At nearly 1,200 acres, Van Cortlandt Park in the Bronx is New York City's third-largest green space, behind Pelham Bay Park and the Staten Island Greenbelt. Maintained by the Van Cortlandt Park Conservancy, the grounds cater to many by being a spot for recreation and leisure as well as a place of natural beauty. The area was the property of Van Cortlandt family members—first Jacobus, later Frederick, among others—until the City acquired the land in 1888, officially naming the park after the clan in 1913. The first municipal golf course in the United States opened within the park in 1895, and it is still in operation today.

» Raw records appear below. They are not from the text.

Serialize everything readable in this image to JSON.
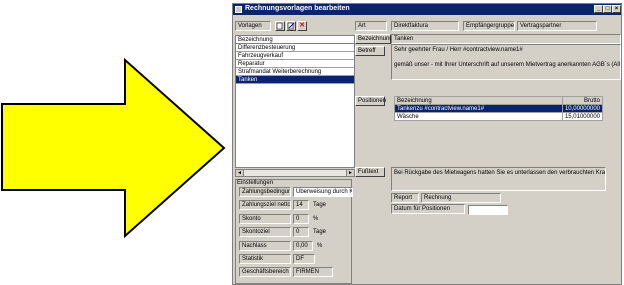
{
  "window": {
    "title": "Rechnungsvorlagen bearbeiten",
    "minimize": "_",
    "maximize": "□",
    "close": "×"
  },
  "left": {
    "vorlagen_label": "Vorlagen",
    "list_header": "Bezeichnung",
    "items": [
      "Differenzbesteuerung",
      "Fahrzeugverkauf",
      "Reparatur",
      "Strafmandat Weiterberechnung",
      "Tanken"
    ],
    "selected_index": 4,
    "scroll_left": "◄",
    "scroll_right": "►"
  },
  "settings": {
    "group_label": "Einstellungen",
    "zahlungsbedingung_label": "Zahlungsbedingung",
    "zahlungsbedingung_value": "Überweisung durch Kunden",
    "zahlungsziel_label": "Zahlungsziel netto",
    "zahlungsziel_value": "14",
    "zahlungsziel_unit": "Tage",
    "skonto_label": "Skonto",
    "skonto_value": "0",
    "skonto_unit": "%",
    "skontoziel_label": "Skontoziel",
    "skontoziel_value": "0",
    "skontoziel_unit": "Tage",
    "nachlass_label": "Nachlass",
    "nachlass_value": "0,00",
    "nachlass_unit": "%",
    "statistik_label": "Statistik",
    "statistik_value": "DF",
    "geschaeftsbereich_label": "Geschäftsbereich",
    "geschaeftsbereich_value": "FIRMEN"
  },
  "detail": {
    "art_label": "Art",
    "art_value": "Direktfaktura",
    "empfaengergruppe_label": "Empfängergruppe",
    "empfaengergruppe_value": "Vertragspartner",
    "bezeichnung_label": "Bezeichnung",
    "bezeichnung_value": "Tanken",
    "betreff_label": "Betreff",
    "betreff_line1": "Sehr geehrter Frau / Herr #contractview.name1#",
    "betreff_line2": "gemäß unser - mit Ihrer Unterschrift auf unserem Mietvertrag anerkannten AGB´s (Allge",
    "positionen_label": "Positionen",
    "positionen_columns": [
      "Bezeichnung",
      "Brutto"
    ],
    "positionen_rows": [
      [
        "Tankenzu #contractview.name1#",
        "10,00000000"
      ],
      [
        "Wäsche",
        "15,01000000"
      ]
    ],
    "fusstext_label": "Fußtext",
    "fusstext_value": "Bei Rückgabe des Mietwagens hatten Sie es unterlassen den verbrauchten Kraftstoff",
    "report_label": "Report",
    "report_value": "Rechnung",
    "datum_label": "Datum für Positionen",
    "datum_value": ""
  }
}
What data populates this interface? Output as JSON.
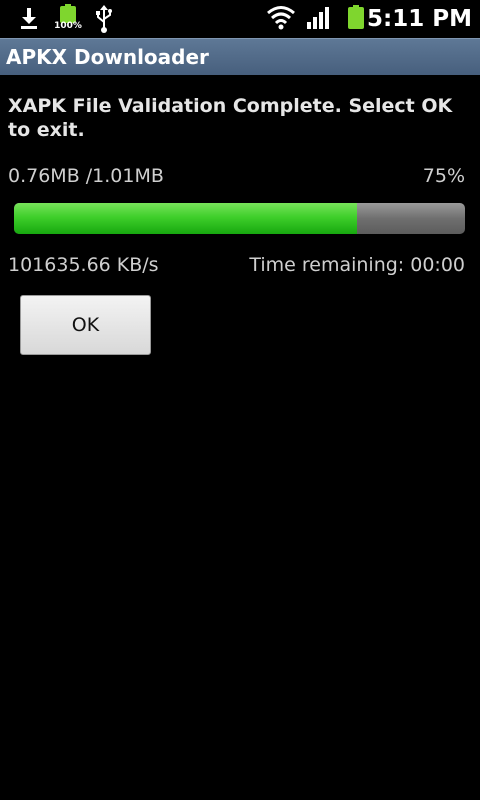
{
  "status_bar": {
    "battery_small_percent": "100%",
    "time": "5:11 PM",
    "icons": [
      "download-icon",
      "battery-icon",
      "usb-icon",
      "wifi-icon",
      "signal-icon",
      "battery-icon"
    ],
    "battery_color": "#7fd62e"
  },
  "title_bar": {
    "title": "APKX Downloader",
    "color": "#52698a"
  },
  "main": {
    "message": "XAPK File Validation Complete.  Select OK to exit.",
    "progress_text": "0.76MB /1.01MB",
    "progress_percent_label": "75%",
    "progress_fraction": 0.76,
    "progress_color": "#3fcf2b",
    "speed": "101635.66 KB/s",
    "time_remaining": "Time remaining: 00:00",
    "ok_label": "OK"
  }
}
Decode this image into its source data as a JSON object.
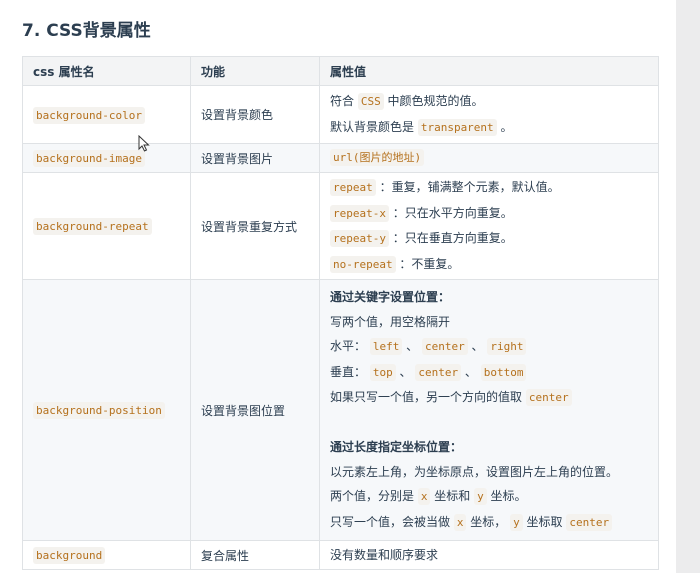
{
  "heading": "7. CSS背景属性",
  "table": {
    "headers": [
      "css 属性名",
      "功能",
      "属性值"
    ],
    "rows": [
      {
        "name": "background-color",
        "func": "设置背景颜色",
        "values": [
          [
            {
              "t": "符合 "
            },
            {
              "c": "CSS"
            },
            {
              "t": " 中颜色规范的值。"
            }
          ],
          [
            {
              "t": "默认背景颜色是 "
            },
            {
              "c": "transparent"
            },
            {
              "t": " 。"
            }
          ]
        ]
      },
      {
        "name": "background-image",
        "func": "设置背景图片",
        "values": [
          [
            {
              "c": "url(图片的地址)"
            }
          ]
        ]
      },
      {
        "name": "background-repeat",
        "func": "设置背景重复方式",
        "values": [
          [
            {
              "c": "repeat"
            },
            {
              "t": " ：重复，铺满整个元素，默认值。"
            }
          ],
          [
            {
              "c": "repeat-x"
            },
            {
              "t": " ：只在水平方向重复。"
            }
          ],
          [
            {
              "c": "repeat-y"
            },
            {
              "t": " ：只在垂直方向重复。"
            }
          ],
          [
            {
              "c": "no-repeat"
            },
            {
              "t": " ：不重复。"
            }
          ]
        ]
      },
      {
        "name": "background-position",
        "func": "设置背景图位置",
        "values": [
          [
            {
              "b": "通过关键字设置位置："
            }
          ],
          [
            {
              "t": "写两个值，用空格隔开"
            }
          ],
          [
            {
              "t": "水平： "
            },
            {
              "c": "left"
            },
            {
              "t": " 、 "
            },
            {
              "c": "center"
            },
            {
              "t": " 、 "
            },
            {
              "c": "right"
            }
          ],
          [
            {
              "t": "垂直： "
            },
            {
              "c": "top"
            },
            {
              "t": " 、 "
            },
            {
              "c": "center"
            },
            {
              "t": " 、 "
            },
            {
              "c": "bottom"
            }
          ],
          [
            {
              "t": "如果只写一个值，另一个方向的值取 "
            },
            {
              "c": "center"
            }
          ],
          [],
          [
            {
              "b": "通过长度指定坐标位置："
            }
          ],
          [
            {
              "t": "以元素左上角，为坐标原点，设置图片左上角的位置。"
            }
          ],
          [
            {
              "t": "两个值，分别是 "
            },
            {
              "c": "x"
            },
            {
              "t": " 坐标和 "
            },
            {
              "c": "y"
            },
            {
              "t": " 坐标。"
            }
          ],
          [
            {
              "t": "只写一个值，会被当做 "
            },
            {
              "c": "x"
            },
            {
              "t": " 坐标， "
            },
            {
              "c": "y"
            },
            {
              "t": " 坐标取 "
            },
            {
              "c": "center"
            }
          ]
        ]
      },
      {
        "name": "background",
        "func": "复合属性",
        "values": [
          [
            {
              "t": "没有数量和顺序要求"
            }
          ]
        ]
      }
    ]
  },
  "colors": {
    "code_text": "#b5711d",
    "code_bg": "#f4f2ee",
    "border": "#dfe2e5",
    "header_bg": "#f3f4f5",
    "text": "#2c3e50"
  }
}
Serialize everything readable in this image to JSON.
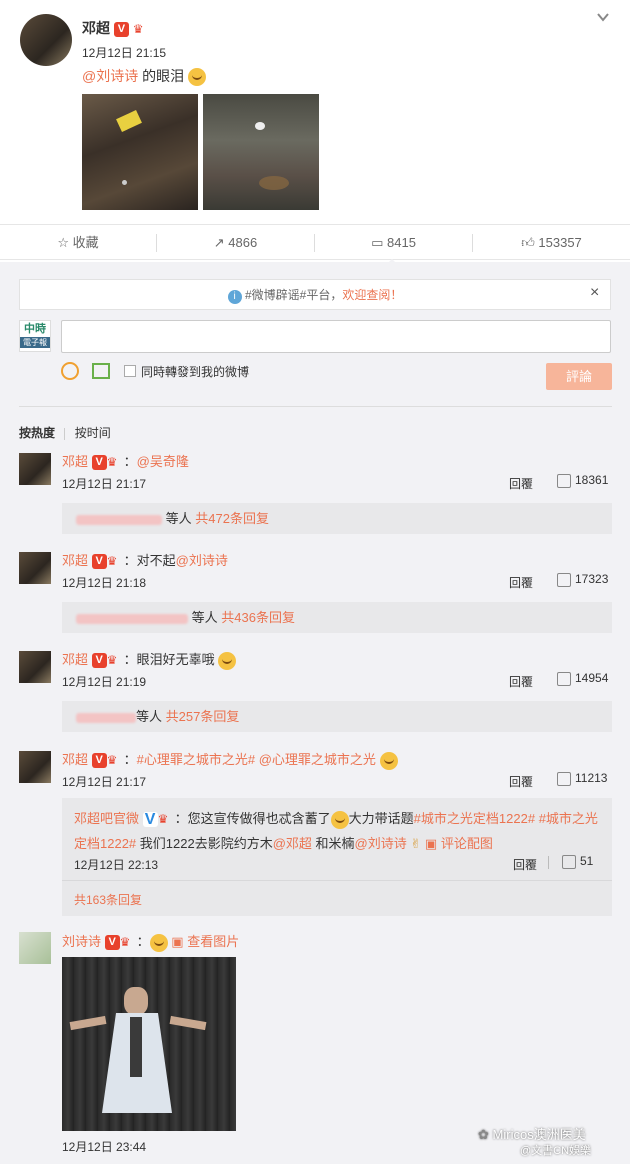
{
  "post": {
    "author": "邓超",
    "time": "12月12日 21:15",
    "mention": "@刘诗诗",
    "text": " 的眼泪",
    "menu_icon": "chevron-down-icon"
  },
  "actions": {
    "favorite": "收藏",
    "repost": "4866",
    "comment": "8415",
    "like": "153357"
  },
  "notice": {
    "tag": "#微博辟谣#平台，",
    "link": "欢迎查阅！",
    "close": "×"
  },
  "composer": {
    "avatar_text_1": "中時",
    "avatar_text_2": "電子報",
    "sync_label": "同時轉發到我的微博",
    "submit": "評論"
  },
  "sort": {
    "hot": "按热度",
    "time": "按时间"
  },
  "comments": [
    {
      "author": "邓超",
      "text": "：",
      "mention": "@吴奇隆",
      "time": "12月12日 21:17",
      "reply": "回覆",
      "likes": "18361",
      "strip_suffix": "等人",
      "strip_count": "共472条回复"
    },
    {
      "author": "邓超",
      "text": "：对不起",
      "mention": "@刘诗诗",
      "time": "12月12日 21:18",
      "reply": "回覆",
      "likes": "17323",
      "strip_suffix": "等人",
      "strip_count": "共436条回复"
    },
    {
      "author": "邓超",
      "text": "：眼泪好无辜哦",
      "mention": "",
      "time": "12月12日 21:19",
      "reply": "回覆",
      "likes": "14954",
      "strip_suffix": "等人",
      "strip_count": "共257条回复"
    },
    {
      "author": "邓超",
      "text": "：",
      "mention": "#心理罪之城市之光# @心理罪之城市之光",
      "time": "12月12日 21:17",
      "reply": "回覆",
      "likes": "11213"
    }
  ],
  "sub_reply": {
    "author": "邓超吧官微",
    "text1": "：您这宣传做得也忒含蓄了",
    "text2": "大力带话题",
    "tag1": "#城市之光定档1222#",
    "tag2": "#城市之光",
    "tag2b": "定档1222#",
    "text3": " 我们1222去影院约方木",
    "mention1": "@邓超",
    "text4": " 和米楠",
    "mention2": "@刘诗诗",
    "pic_label": "评论配图",
    "time": "12月12日 22:13",
    "reply": "回覆",
    "likes": "51",
    "total": "共163条回复"
  },
  "last_comment": {
    "author": "刘诗诗",
    "colon": "：",
    "view_pic": "查看图片",
    "time": "12月12日 23:44"
  },
  "watermark": {
    "brand": "Miricos澳洲医美",
    "sub": "@文書CN娛樂"
  },
  "colors": {
    "accent": "#eb7350",
    "submit_bg": "#f7b59a",
    "background": "#f2f2f5"
  }
}
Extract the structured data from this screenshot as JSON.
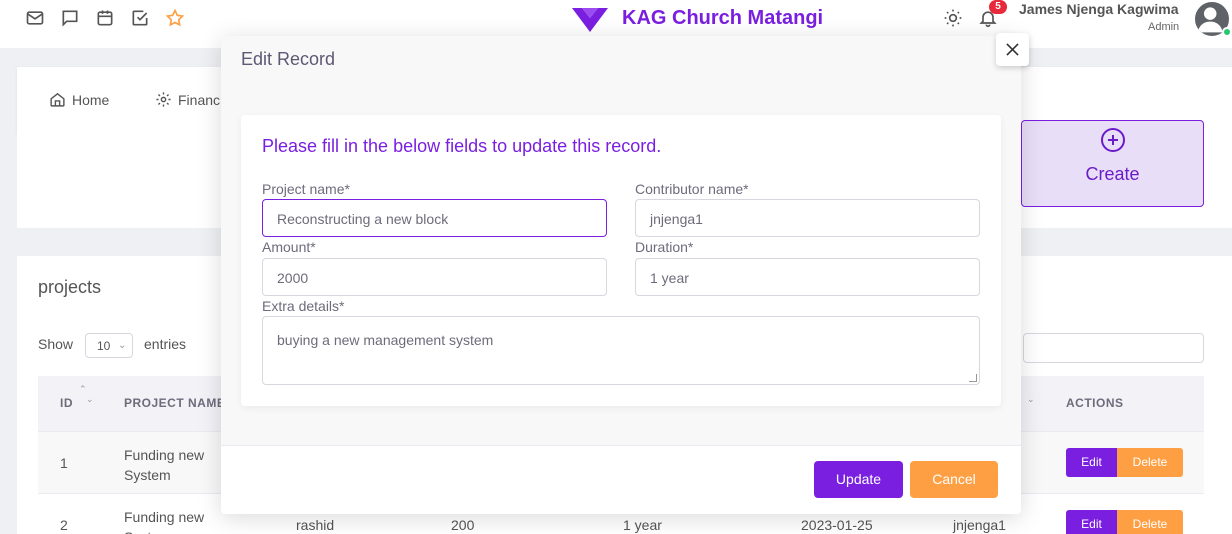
{
  "navbar": {
    "icons": [
      "mail-icon",
      "chat-icon",
      "calendar-icon",
      "check-square-icon",
      "star-icon",
      "sun-icon",
      "bell-icon"
    ],
    "brand_name": "KAG Church Matangi",
    "notification_count": "5",
    "user_name": "James Njenga Kagwima",
    "user_role": "Admin"
  },
  "menu": {
    "items": [
      {
        "label": "Home",
        "icon": "home-icon"
      },
      {
        "label": "Financ",
        "icon": "gear-icon"
      }
    ]
  },
  "create_card": {
    "label": "Create",
    "icon": "plus-circle-icon"
  },
  "projects": {
    "title": "projects",
    "show_label": "Show",
    "entries_value": "10",
    "entries_label": "entries",
    "columns": [
      "ID",
      "PROJECT NAME",
      "ACTIONS"
    ],
    "rows": [
      {
        "id": "1",
        "project": "Funding new System",
        "contributor": "",
        "amount": "",
        "duration": "",
        "date": "",
        "user": ""
      },
      {
        "id": "2",
        "project": "Funding new System",
        "contributor": "rashid",
        "amount": "200",
        "duration": "1 year",
        "date": "2023-01-25",
        "user": "jnjenga1"
      }
    ],
    "edit_label": "Edit",
    "delete_label": "Delete"
  },
  "modal": {
    "title": "Edit Record",
    "heading": "Please fill in the below fields to update this record.",
    "fields": {
      "project_name": {
        "label": "Project name*",
        "value": "Reconstructing a new block"
      },
      "contributor_name": {
        "label": "Contributor name*",
        "value": "jnjenga1"
      },
      "amount": {
        "label": "Amount*",
        "value": "2000"
      },
      "duration": {
        "label": "Duration*",
        "value": "1 year"
      },
      "extra_details": {
        "label": "Extra details*",
        "value": "buying a new management system"
      }
    },
    "update_label": "Update",
    "cancel_label": "Cancel"
  },
  "colors": {
    "primary": "#7a1fe0",
    "warning": "#ff9f43",
    "badge": "#e6293b",
    "online": "#28c76f"
  }
}
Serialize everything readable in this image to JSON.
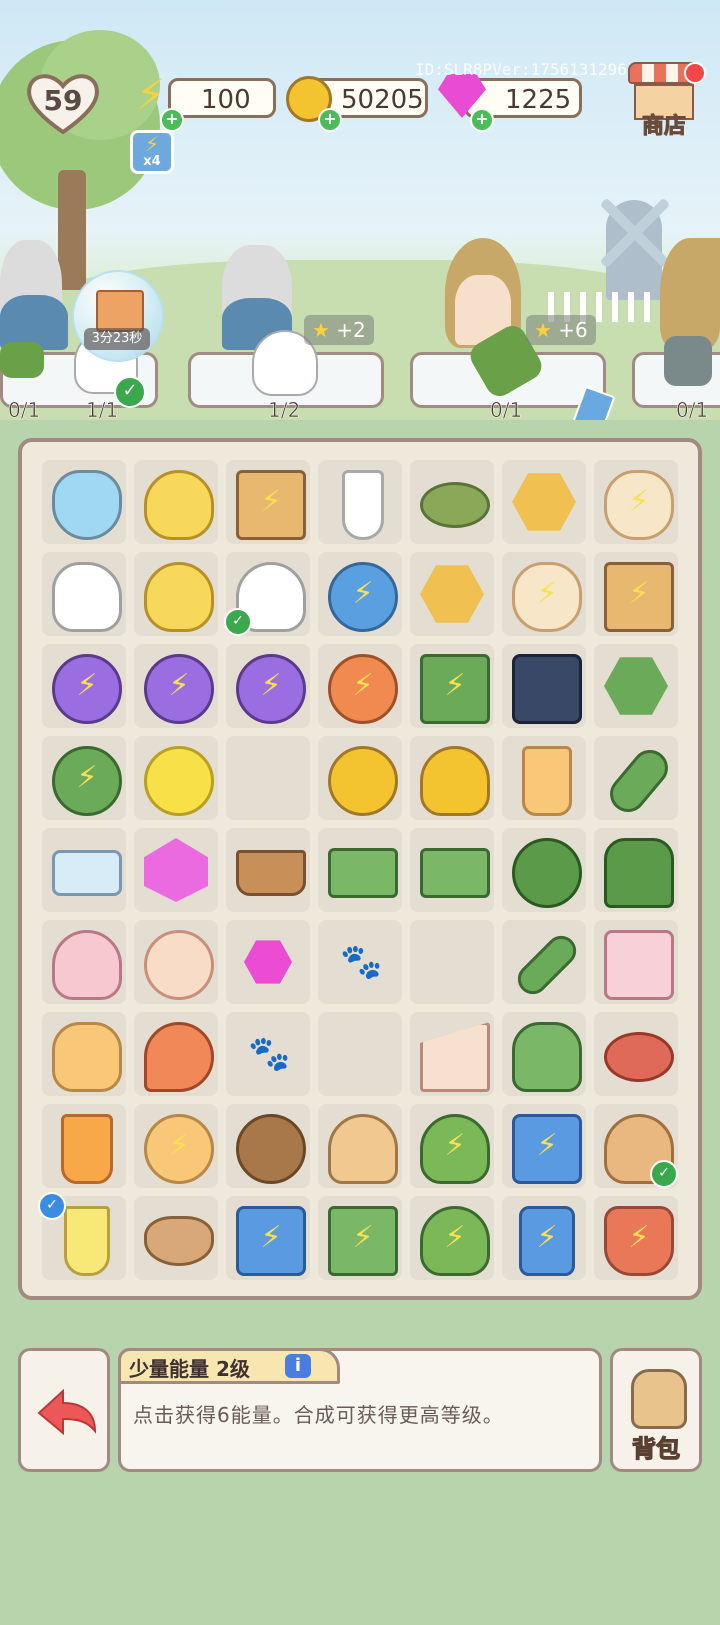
{
  "header": {
    "level": "59",
    "energy": "100",
    "coins": "50205",
    "gems": "1225",
    "id_text": "ID:SLR8PVer:1756131296",
    "shop_label": "商店",
    "boost_label": "x4"
  },
  "orders": [
    {
      "progress": "0/1"
    },
    {
      "progress": "1/1",
      "timer": "3分23秒"
    },
    {
      "progress": "1/2",
      "reward": "+2"
    },
    {
      "progress": "0/1",
      "reward": "+6"
    },
    {
      "progress": "0/1"
    }
  ],
  "board": {
    "rows": [
      [
        "bowl-of-candy",
        "rubber-duck",
        "meat-gift-box",
        "paper-cup",
        "green-bean",
        "infinity-hex-token",
        "cat-plush-energy"
      ],
      [
        "goose",
        "rubber-duck",
        "swan-pair",
        "blue-energy-coin",
        "hourglass-hex-token",
        "cat-plush-energy",
        "juice-gift-box"
      ],
      [
        "purple-energy-coin",
        "purple-energy-coin",
        "purple-energy-coin",
        "orange-energy-coin",
        "green-toolbox-energy",
        "dark-clip",
        "green-hourglass-hex"
      ],
      [
        "green-energy-coin",
        "lemon",
        "empty",
        "gold-coins-small",
        "gold-coins-pile",
        "orange-juice-glass",
        "garden-trowel"
      ],
      [
        "ice-tray",
        "pink-gems",
        "sprout-pot",
        "green-toolbox-open",
        "green-toolbox",
        "green-helmet-gloves",
        "green-armor-gloves"
      ],
      [
        "ice-cream-sundae",
        "shell",
        "pink-hexagon",
        "paw-slot",
        "empty",
        "screwdriver",
        "strawberry-cake"
      ],
      [
        "fruit-parfait",
        "shrimp",
        "paw-slot",
        "empty",
        "strawberry-cake-slice",
        "green-gloves",
        "raw-meat"
      ],
      [
        "orange-drink",
        "beach-picnic-energy",
        "coconut-drink",
        "strawberry-tart",
        "tree-energy",
        "blue-machine-energy",
        "cat-bowl-yarn"
      ],
      [
        "lemonade-glass",
        "cat-basket",
        "blue-machine-energy",
        "green-case-energy",
        "tree-energy",
        "blue-fridge-energy",
        "strawberry-pot-energy"
      ]
    ],
    "checks": [
      [
        1,
        2
      ],
      [
        7,
        6
      ],
      [
        8,
        0
      ]
    ]
  },
  "info": {
    "title": "少量能量 2级",
    "info_icon": "i",
    "description": "点击获得6能量。合成可获得更高等级。"
  },
  "bag_label": "背包",
  "colors": {
    "board_border": "#a28a80",
    "energy_purple": "#9a6ee0",
    "coin_gold": "#f4c430",
    "gem_pink": "#e84cd4",
    "check_green": "#3aa84c"
  }
}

Bordered by West Gun Hill Road to the south, Broadway to the west, Forest Avenue to the north and Jerome Avenue to the east, the park abuts the neighborhoods of Fieldston, Riverdale and Woodlawn. Though located in the far north of the City, it's very easy to access via subway. Take the 1 train uptown to the last stop—Van Cortlandt Park-242nd Street—to emerge on the park’s west side. Another option is to hop on the 4 train and ride it uptown to the last stop, Woodlawn/Jerome Avenue; this deposits you on the park's east side.
What to See
Make your first stop in the park the Van Cortlandt Nature Center, where visitors can sign up for walking tours and educational programs geared toward families. The Nature Center is also where to find informative brochures, maps, a newsletter and calendar, along with exhibitions that highlight the area's diverse landscapes. For a look into the park's history, visit the Van Cortlandt House Museum, a Georgian-style fieldstone manor built in 1748, the oldest house in the Bronx. This landmark is the centerpiece of Van Cortlandt Park; it served as the home of the eponymous family until 1888 and has been operated as a museum since 1897. Inside, visitors will find 18th- and 19th-century furniture and decorative arts.
Amenities, Facilities and Activities
Van Cortlandt Park has the same amenities as most NYC green spaces—playgrounds, picnic areas, greenways, bicycling and hiking trails, sports fields, running paths and dog-friendly areas—but it also contains some unexpected facilities, like a skating rink, stadium, horse-riding center, golf courses and one of the largest freshwater lakes in the City. The Van Cortlandt Park Ice Skating Rink is open for daily public skating starting each November; it closes up in the spring. The rink sits close to the 3,000-seat Van Cortlandt Stadium, which is used by Manhattan College and Fordham University for many of their athletic competitions. The stadium grounds hold handball courts, baseball diamonds and a running track; basketball courts are directly outside. In the northwest section of the park is the Riverdale Equestrian Centre, a 21-acre, 80-plus-stall riding stable where children and adults can partake in some equestrian adventures. As mentioned, the Van Cortlandt Park Golf Course—known to many as "Vanny"—was the first municipal golf course in the country and the place where the country's first public tournament was held, in 1896. (Babe Ruth, Jackie Robinson and the Three Stooges are among the famous figures who have played the links.) The nine-hole Mosholu Golf Course is great for beginners, veterans and everyone in between. It also offers a 20,000 square-foot putting green, chipping area and driving range to help you refine your skills. If fishing is your sport, you've come to the right park. Van Cortlandt Lake, created in the 1690s, is the largest freshwater lake in the Bronx and contains species such as largemouth bass, pumpkinseed, golden shiner and bluegill.
More to Do
Events in Van Cortlandt Park occur throughout the year, some recurring annually and others more frequently. The most famous of these is the free New York Philharmonic Concerts in the Parks, a summertime favorite. The park also features yoga and walking (both for seniors) and is a premier bird-watching site. Audubon experts and park rangers guide weekly walks on Saturday mornings (except in January and February), where birders casual and obsessive are welcome. (Walks are conducted in Spanish the first Saturday of each month.) Enthusiasts should also check out the annual 12-hour "Bird-A-Thon," a race to determine who can identify the most species in that time allotment. Those who have serious avian interests can even consider applying for the park's urban birding internship. Support restoration and stay in shape by participating in the BronxNet Fitness 5, a 5-kilometer run that puts its proceeds toward storm resiliency efforts. And dog lovers won't want to miss the annual Howl-o-ween costume contest for the canine set. More details about the park's calendar can be found at vcpark.org. As you might expect, there are opportunities for the public to help keep the park in tip-top shape. For more information on how you can help, visit the Van Cortlandt Park Conservancy Support Page.